Web page and app entries:
== Segment start ==
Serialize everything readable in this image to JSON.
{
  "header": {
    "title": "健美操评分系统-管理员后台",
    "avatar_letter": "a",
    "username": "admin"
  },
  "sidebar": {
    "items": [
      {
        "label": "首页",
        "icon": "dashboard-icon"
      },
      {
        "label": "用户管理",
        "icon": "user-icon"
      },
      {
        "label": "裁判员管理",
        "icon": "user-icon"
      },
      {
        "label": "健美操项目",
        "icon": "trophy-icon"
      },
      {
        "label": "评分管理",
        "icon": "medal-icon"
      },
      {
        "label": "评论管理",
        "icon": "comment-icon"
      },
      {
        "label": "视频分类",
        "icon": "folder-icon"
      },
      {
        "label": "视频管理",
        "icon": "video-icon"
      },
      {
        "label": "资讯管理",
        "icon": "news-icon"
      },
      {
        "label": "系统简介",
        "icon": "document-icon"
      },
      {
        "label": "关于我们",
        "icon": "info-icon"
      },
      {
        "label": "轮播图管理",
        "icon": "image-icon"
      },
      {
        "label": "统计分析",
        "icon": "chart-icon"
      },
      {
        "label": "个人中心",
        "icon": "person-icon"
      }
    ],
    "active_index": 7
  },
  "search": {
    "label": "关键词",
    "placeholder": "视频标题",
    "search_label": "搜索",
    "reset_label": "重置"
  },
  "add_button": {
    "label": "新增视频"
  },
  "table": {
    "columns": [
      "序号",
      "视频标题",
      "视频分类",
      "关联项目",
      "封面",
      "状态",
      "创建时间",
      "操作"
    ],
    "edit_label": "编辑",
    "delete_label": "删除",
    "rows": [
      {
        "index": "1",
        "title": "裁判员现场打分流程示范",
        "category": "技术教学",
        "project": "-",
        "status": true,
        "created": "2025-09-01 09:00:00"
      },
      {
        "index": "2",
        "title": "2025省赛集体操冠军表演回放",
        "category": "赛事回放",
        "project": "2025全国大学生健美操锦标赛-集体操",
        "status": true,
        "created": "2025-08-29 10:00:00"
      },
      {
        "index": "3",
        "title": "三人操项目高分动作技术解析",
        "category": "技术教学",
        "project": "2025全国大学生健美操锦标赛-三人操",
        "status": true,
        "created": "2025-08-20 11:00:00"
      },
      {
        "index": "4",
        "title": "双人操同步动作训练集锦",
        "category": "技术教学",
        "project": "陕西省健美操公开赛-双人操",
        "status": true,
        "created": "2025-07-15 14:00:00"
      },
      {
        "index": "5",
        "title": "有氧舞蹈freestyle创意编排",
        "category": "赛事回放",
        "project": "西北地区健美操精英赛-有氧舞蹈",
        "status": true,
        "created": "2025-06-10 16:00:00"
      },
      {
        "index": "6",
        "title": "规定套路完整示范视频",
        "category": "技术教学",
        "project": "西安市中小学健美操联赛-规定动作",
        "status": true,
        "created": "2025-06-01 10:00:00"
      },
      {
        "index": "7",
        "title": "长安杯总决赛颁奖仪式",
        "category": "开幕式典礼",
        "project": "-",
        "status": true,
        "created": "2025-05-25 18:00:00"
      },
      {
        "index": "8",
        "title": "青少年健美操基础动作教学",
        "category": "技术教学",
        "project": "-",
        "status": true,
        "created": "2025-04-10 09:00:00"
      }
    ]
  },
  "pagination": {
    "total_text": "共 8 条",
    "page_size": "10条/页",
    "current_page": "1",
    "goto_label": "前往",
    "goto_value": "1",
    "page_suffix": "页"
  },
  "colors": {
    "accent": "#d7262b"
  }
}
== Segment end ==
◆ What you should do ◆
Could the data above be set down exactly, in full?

◆ Answer ◆
Serialize everything readable in this image to JSON.
{
  "header": {
    "title": "健美操评分系统-管理员后台",
    "avatar_letter": "a",
    "username": "admin"
  },
  "sidebar": {
    "items": [
      {
        "label": "首页",
        "icon": "dashboard-icon"
      },
      {
        "label": "用户管理",
        "icon": "user-icon"
      },
      {
        "label": "裁判员管理",
        "icon": "user-icon"
      },
      {
        "label": "健美操项目",
        "icon": "trophy-icon"
      },
      {
        "label": "评分管理",
        "icon": "medal-icon"
      },
      {
        "label": "评论管理",
        "icon": "comment-icon"
      },
      {
        "label": "视频分类",
        "icon": "folder-icon"
      },
      {
        "label": "视频管理",
        "icon": "video-icon"
      },
      {
        "label": "资讯管理",
        "icon": "news-icon"
      },
      {
        "label": "系统简介",
        "icon": "document-icon"
      },
      {
        "label": "关于我们",
        "icon": "info-icon"
      },
      {
        "label": "轮播图管理",
        "icon": "image-icon"
      },
      {
        "label": "统计分析",
        "icon": "chart-icon"
      },
      {
        "label": "个人中心",
        "icon": "person-icon"
      }
    ],
    "active_index": 7
  },
  "search": {
    "label": "关键词",
    "placeholder": "视频标题",
    "search_label": "搜索",
    "reset_label": "重置"
  },
  "add_button": {
    "label": "新增视频"
  },
  "table": {
    "columns": [
      "序号",
      "视频标题",
      "视频分类",
      "关联项目",
      "封面",
      "状态",
      "创建时间",
      "操作"
    ],
    "edit_label": "编辑",
    "delete_label": "删除",
    "rows": [
      {
        "index": "1",
        "title": "裁判员现场打分流程示范",
        "category": "技术教学",
        "project": "-",
        "status": true,
        "created": "2025-09-01 09:00:00"
      },
      {
        "index": "2",
        "title": "2025省赛集体操冠军表演回放",
        "category": "赛事回放",
        "project": "2025全国大学生健美操锦标赛-集体操",
        "status": true,
        "created": "2025-08-29 10:00:00"
      },
      {
        "index": "3",
        "title": "三人操项目高分动作技术解析",
        "category": "技术教学",
        "project": "2025全国大学生健美操锦标赛-三人操",
        "status": true,
        "created": "2025-08-20 11:00:00"
      },
      {
        "index": "4",
        "title": "双人操同步动作训练集锦",
        "category": "技术教学",
        "project": "陕西省健美操公开赛-双人操",
        "status": true,
        "created": "2025-07-15 14:00:00"
      },
      {
        "index": "5",
        "title": "有氧舞蹈freestyle创意编排",
        "category": "赛事回放",
        "project": "西北地区健美操精英赛-有氧舞蹈",
        "status": true,
        "created": "2025-06-10 16:00:00"
      },
      {
        "index": "6",
        "title": "规定套路完整示范视频",
        "category": "技术教学",
        "project": "西安市中小学健美操联赛-规定动作",
        "status": true,
        "created": "2025-06-01 10:00:00"
      },
      {
        "index": "7",
        "title": "长安杯总决赛颁奖仪式",
        "category": "开幕式典礼",
        "project": "-",
        "status": true,
        "created": "2025-05-25 18:00:00"
      },
      {
        "index": "8",
        "title": "青少年健美操基础动作教学",
        "category": "技术教学",
        "project": "-",
        "status": true,
        "created": "2025-04-10 09:00:00"
      }
    ]
  },
  "pagination": {
    "total_text": "共 8 条",
    "page_size": "10条/页",
    "current_page": "1",
    "goto_label": "前往",
    "goto_value": "1",
    "page_suffix": "页"
  },
  "colors": {
    "accent": "#d7262b"
  }
}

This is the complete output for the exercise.